So in answer to the 80s song, I think they do know it’s Christmas time. Hopefully some of them do anyway.

I’m not as super as I think. Or, I have it good part 2.

The other day I was doing my errands that included dropping off the dry cleaning, going to the post office, dropping off the library books, delivering art projects for PTA, picking up cat food, shopping for Father’s day gifts, the usual groceries. Coming home to put stuff away. Run the dryer, empty the dishwasher. Plan dinner. Scoop the cat box. Check emails, make a cup of tea. Sit.

Sometimes I get actual laundry folded and some volunteer work done. Maybe some vacuuming, toilets scrubbed. Hmm, floors? Not usually.

I felt pretty accomplished. Pretty great. And then I thought, really? This isn’t so great. This is easy. I don’t have to carry my baby on my back and get water at the river.

I don’t have to wait in line for vaccinations. Hide in a hut from guerilla soldiers. Wait for the electricity to turn on in the city to get  some hot water to make dinner.

Why do I feel I need the accolades? There’s women out there, fighting each and every day for their very survival and that of their children.  Sure, I do a good job for my kids. I do my best. And aren’t I lucky to be born in a country of peace and prosperity?

I sponsor a woman through Women for Women International. This is my third ‘sister’ that I have donated a steady $30 each month that takes a woman in a war torn country, educates her, gives her work experience and helps her support her own family. It’s a wonderful feeling to know that I am helping a woman, who would otherwise be helpless. My ‘sister’ this year is Violette in Rwanda. She is 25 and has a family. She wrote me a letter thanking me. I cried when I read it. She wished me and my family well and thanked me for all that I’ve done for her. I haven’t done anything except a direct deposit from my bank account to the program!  Last year my sister in Nigeria, Alice, wrote me a letter telling me about what she’s learned and the different crops she is planting for her family to make money. How her life is so much better now. I was so humbled by their words of thanks to me.

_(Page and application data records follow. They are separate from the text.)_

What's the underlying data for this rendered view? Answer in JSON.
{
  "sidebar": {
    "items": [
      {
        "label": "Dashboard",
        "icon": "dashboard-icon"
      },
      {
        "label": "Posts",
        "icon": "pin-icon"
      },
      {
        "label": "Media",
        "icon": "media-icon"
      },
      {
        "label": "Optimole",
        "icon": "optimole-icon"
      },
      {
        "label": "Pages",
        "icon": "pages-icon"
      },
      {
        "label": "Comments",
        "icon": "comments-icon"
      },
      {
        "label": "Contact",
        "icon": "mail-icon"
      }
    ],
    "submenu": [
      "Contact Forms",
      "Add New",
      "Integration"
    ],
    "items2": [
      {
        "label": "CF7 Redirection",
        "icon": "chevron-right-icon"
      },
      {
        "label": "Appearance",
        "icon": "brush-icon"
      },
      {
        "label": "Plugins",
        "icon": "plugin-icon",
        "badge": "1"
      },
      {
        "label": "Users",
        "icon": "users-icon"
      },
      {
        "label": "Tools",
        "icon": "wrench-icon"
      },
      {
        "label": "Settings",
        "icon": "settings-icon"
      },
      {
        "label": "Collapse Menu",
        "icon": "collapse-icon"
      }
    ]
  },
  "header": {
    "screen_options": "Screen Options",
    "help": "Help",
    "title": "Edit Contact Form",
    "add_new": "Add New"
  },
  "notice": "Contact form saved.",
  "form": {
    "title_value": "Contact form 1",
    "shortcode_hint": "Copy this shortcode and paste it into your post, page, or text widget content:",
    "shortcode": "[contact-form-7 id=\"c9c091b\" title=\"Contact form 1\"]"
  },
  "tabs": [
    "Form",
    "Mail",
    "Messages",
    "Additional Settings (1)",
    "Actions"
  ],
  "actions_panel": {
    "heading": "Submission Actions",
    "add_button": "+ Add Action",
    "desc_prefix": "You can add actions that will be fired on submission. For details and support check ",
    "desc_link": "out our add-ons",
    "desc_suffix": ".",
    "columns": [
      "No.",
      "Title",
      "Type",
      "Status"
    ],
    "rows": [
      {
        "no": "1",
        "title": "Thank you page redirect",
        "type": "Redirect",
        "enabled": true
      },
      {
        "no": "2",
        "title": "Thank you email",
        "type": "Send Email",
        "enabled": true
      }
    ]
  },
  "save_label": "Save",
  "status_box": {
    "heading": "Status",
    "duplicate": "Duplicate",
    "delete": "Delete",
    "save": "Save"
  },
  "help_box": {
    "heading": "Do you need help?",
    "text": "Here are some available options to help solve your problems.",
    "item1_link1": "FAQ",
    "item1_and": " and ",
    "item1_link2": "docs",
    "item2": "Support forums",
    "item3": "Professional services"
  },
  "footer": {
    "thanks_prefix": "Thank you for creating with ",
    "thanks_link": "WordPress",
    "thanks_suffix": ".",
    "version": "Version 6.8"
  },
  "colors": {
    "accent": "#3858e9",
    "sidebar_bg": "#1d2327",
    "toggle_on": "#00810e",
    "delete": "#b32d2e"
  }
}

Each year they graduate the program and a different sister gets sponsored. In September I find out who my new sister is.  That will be my 4th. And I always look forward to see who it will be and what her story is.

It’s all about perspective isn’t it? Everyone has their struggles. Whether it’s the job you need to get up for in the morning to leave your family each day to provide for. Or the disabled child you need to help out of their wheel chair to get to the bathroom, or help feed. Or maybe you are struggling while unemployed and hoping there will be a nibble soon in the job offers. Or perhaps you’re going through a divorce.

I’ve said before that I have it good. I don’t think anyone has it easy no matter their privileges.

I’m not saying because you aren’t in a war ravaged country that you have it easy. I know we all have our hard days. We all have our struggles.

I just will try to remember that while I’m toolin’ around in my minivan, drinking my espresso and eating my chia seeds; wearing my cute Cole Hahn shoes I bought at Nordstrom Rack, that I have it pretty darn good.